For some people, social gatherings can be a time of imbibe whereas for some others, that may be the time to start overdrinking. But how does your neighborhood and your social network affect your drinking habits?
Along with colleagues at RAND Corporation in Santa Monica, Indiana University researcher Hank Green explored how neighborhood and social factors are related to adult alcohol abuse. He and his co-authors found that both factors play a role in how much a person drinks, information that can help us better understand adult drinking in adults.
The study was also published in the journal Health and Place, published in Science Direct and PubMed.
Their partners said that the older people living in cohesive communities where people got along, helped and cared for each other were less likely to drink at all than those living in less affluent areas.
Green also said that living in a more cohesive environment can affect social norms and prevent behavior in such a way that excessive drinking is not possible, even if the opportunity to drink arises arises.
Researchers also found that, for those living in areas where they felt safe and orderly, and with a highly connected social network, the chances of social drinking were increasing, and heavy drinking could result from those drinking habits, no matter how mixed they were.

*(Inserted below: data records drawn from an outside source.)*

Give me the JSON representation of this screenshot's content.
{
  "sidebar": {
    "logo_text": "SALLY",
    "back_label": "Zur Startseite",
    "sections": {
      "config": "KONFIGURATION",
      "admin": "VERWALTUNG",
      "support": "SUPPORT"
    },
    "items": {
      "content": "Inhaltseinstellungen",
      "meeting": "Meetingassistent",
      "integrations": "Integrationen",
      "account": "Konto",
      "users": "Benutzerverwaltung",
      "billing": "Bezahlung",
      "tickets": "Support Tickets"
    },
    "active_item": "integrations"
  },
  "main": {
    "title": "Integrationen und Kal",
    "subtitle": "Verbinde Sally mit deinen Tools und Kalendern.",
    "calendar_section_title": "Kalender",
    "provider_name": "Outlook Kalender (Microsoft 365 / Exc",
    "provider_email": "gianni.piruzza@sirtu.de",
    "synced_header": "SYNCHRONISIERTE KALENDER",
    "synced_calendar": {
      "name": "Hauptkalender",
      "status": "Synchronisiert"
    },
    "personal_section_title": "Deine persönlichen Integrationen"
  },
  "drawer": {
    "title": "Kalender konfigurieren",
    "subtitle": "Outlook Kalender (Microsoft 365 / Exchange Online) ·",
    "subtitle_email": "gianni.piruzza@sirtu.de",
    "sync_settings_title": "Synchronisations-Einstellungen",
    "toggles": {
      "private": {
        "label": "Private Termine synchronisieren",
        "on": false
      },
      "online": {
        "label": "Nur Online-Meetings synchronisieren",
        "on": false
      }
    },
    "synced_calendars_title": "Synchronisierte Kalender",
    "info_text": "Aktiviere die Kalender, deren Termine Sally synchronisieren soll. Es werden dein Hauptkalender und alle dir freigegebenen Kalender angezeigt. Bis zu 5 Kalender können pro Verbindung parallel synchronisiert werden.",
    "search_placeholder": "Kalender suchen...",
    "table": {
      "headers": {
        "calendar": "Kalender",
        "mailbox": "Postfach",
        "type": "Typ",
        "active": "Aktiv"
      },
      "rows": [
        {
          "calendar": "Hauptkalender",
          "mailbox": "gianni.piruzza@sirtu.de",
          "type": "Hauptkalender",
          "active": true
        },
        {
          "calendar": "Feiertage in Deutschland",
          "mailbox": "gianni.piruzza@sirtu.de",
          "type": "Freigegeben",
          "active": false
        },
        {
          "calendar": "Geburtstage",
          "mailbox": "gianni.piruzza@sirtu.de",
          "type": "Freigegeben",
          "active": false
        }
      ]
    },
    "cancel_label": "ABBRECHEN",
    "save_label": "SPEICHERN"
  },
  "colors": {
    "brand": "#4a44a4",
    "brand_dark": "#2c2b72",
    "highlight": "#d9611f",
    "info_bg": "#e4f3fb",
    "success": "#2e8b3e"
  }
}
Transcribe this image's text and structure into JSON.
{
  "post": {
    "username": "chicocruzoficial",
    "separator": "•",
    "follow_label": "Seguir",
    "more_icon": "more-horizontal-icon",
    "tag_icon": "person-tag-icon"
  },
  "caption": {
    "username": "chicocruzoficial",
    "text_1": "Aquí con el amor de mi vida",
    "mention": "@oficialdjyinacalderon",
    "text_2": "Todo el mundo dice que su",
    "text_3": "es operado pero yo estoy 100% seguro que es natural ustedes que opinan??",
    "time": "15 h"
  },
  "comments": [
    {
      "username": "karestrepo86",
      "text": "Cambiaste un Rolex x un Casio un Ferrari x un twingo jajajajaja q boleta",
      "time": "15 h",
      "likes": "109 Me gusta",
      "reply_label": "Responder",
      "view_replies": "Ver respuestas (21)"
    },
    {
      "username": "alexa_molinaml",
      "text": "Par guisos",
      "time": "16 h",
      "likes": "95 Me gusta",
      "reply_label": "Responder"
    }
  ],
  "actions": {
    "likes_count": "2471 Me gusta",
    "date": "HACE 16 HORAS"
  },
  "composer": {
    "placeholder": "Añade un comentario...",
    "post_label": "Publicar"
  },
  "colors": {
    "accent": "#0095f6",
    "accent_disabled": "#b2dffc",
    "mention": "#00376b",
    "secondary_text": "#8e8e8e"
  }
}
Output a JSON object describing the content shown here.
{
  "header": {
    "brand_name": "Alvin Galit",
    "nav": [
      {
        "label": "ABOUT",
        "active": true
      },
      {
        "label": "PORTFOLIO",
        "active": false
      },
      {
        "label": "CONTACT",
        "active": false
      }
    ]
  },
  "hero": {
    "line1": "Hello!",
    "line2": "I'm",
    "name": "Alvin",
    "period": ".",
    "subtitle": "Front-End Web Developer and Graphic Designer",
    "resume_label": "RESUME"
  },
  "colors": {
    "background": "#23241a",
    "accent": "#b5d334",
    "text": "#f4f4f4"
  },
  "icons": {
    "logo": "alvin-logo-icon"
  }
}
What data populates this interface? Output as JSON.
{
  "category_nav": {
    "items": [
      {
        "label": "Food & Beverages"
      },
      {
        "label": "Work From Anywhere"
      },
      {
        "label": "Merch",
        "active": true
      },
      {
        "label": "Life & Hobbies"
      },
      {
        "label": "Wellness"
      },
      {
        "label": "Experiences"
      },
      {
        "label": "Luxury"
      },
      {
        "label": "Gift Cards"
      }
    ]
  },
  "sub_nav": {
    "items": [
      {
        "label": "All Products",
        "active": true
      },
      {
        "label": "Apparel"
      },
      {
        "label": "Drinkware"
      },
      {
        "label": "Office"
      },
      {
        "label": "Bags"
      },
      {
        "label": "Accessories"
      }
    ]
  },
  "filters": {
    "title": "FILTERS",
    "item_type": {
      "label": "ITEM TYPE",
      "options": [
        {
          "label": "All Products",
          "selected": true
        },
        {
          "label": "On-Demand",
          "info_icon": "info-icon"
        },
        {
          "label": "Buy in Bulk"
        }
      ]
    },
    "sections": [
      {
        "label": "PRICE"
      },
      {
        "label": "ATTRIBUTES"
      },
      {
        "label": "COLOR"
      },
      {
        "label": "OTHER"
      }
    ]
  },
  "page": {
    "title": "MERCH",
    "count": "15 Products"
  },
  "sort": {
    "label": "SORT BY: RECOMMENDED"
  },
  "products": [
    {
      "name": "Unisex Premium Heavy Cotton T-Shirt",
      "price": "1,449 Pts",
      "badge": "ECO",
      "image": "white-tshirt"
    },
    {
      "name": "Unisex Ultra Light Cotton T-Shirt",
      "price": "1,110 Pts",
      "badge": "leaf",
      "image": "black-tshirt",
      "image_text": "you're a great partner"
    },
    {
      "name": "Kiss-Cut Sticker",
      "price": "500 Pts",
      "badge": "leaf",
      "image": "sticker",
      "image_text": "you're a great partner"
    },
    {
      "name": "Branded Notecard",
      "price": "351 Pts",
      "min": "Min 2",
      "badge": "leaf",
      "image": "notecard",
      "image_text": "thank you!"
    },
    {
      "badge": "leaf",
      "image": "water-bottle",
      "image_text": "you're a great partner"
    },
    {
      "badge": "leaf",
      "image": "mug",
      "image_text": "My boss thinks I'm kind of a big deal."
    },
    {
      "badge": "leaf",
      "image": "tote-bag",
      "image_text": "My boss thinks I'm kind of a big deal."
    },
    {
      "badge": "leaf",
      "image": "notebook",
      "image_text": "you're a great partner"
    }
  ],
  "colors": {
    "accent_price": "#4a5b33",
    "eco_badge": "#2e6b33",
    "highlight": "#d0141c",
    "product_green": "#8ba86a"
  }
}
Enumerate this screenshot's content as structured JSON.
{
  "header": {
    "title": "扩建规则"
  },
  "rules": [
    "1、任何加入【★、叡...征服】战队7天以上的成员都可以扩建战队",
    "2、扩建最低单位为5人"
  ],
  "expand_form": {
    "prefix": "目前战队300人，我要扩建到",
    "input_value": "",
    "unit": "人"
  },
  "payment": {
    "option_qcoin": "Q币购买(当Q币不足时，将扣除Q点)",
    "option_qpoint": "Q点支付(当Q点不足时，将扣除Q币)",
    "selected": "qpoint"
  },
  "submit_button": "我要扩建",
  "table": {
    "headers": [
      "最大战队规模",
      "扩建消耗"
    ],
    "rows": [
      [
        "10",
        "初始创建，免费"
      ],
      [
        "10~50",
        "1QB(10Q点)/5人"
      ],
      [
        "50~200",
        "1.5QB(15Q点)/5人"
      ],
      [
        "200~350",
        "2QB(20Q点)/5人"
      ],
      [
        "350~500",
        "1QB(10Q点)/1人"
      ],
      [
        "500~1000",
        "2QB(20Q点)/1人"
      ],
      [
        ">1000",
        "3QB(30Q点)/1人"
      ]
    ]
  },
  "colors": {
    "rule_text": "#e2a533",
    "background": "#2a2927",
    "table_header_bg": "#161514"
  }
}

However, research has also found that those neighbourhoods and networks also limit how often a person drinks, perhaps through social control procedures such as friends and neighbours confronting or commenting on someone’s drinking, etc.
Green who is the associate professor at the IU School of Public Health Bloomington said that they also found that binge drinking was more likely among adults who lived in orderly neighbourhoods and who had denser social networks, but they reported lower neighbourhood cohesion.
In the neighbourhoods ranked by the study participants as disordered, unsafe, and also lacking the cohesion, the neighbourhood factors also lose their overall impact. According to the study the social networks tend to take over the role of social control.
Researchers utilized the online surveys from adults ages 30-80 drawn randomly from the RAND American Life Panel. The main predictor variables were neighbourhood; neighbourhood order; and social network density. Associations of these measures with past-month binge drinking were examined, controlling for the demographic characteristics.
Green said the study could help inform interventions such as behavioral therapy because those approaches are already focused on identifying people and places that cause alcohol abuse and addressing these behavioral factors.
Indirectly, Green said, the study suggests that such interventions could also target people and areas that interfere with binge drinking or facilitate binge drinking and better drinking choices. Such interventions can also look at the broader definition of “location” that extends beyond a specific area to consider how larger areas like neighborhoods can affect drinking.
Green said that because neighborhoods and social networks work simultaneously to affect the chances of binge drinking and the frequency of binge drinking, binge drinking interventions should incorporate both factors to make them more effective.